>>>>

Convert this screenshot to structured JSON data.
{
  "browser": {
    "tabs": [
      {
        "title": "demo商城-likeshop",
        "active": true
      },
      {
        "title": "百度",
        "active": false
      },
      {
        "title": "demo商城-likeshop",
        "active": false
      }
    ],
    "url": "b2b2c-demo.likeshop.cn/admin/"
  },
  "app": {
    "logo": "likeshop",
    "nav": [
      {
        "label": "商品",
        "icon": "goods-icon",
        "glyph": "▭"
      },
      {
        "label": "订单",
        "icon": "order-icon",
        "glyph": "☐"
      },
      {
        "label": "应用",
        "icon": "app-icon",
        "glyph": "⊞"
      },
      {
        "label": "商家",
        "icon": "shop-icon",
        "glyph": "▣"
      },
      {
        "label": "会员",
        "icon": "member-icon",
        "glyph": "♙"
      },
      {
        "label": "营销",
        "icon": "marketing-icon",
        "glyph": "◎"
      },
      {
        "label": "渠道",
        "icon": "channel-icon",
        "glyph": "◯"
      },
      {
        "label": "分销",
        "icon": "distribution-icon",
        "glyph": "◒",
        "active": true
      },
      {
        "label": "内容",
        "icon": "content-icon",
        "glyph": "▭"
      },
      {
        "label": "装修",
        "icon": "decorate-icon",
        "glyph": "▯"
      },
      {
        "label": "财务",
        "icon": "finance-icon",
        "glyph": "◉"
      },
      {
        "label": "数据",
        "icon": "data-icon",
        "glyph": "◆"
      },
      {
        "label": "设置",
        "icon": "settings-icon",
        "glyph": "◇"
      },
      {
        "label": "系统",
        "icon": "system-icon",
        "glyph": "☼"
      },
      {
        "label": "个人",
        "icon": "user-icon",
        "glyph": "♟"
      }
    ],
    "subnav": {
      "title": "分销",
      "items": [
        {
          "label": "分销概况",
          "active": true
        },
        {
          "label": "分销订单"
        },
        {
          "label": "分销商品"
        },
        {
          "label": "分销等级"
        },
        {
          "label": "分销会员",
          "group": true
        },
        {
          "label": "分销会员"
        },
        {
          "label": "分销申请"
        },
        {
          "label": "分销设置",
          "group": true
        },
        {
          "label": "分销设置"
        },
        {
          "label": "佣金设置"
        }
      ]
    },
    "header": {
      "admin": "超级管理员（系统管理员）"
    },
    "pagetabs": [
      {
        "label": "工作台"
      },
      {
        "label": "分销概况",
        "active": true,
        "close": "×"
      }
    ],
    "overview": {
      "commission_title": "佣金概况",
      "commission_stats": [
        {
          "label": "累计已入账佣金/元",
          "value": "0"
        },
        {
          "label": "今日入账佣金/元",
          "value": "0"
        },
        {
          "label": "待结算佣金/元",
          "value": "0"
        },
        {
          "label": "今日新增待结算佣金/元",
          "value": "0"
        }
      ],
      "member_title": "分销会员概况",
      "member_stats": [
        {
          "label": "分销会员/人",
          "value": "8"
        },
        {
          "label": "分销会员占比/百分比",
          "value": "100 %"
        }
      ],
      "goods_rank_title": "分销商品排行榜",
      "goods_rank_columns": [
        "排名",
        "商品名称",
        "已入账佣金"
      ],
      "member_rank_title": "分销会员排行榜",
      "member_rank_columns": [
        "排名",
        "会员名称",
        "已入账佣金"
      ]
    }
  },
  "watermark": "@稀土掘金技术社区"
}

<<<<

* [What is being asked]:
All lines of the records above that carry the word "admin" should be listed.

* [Completed task]:
    "url": "b2b2c-demo.likeshop.cn/admin/"
      "admin": "超级管理员（系统管理员）"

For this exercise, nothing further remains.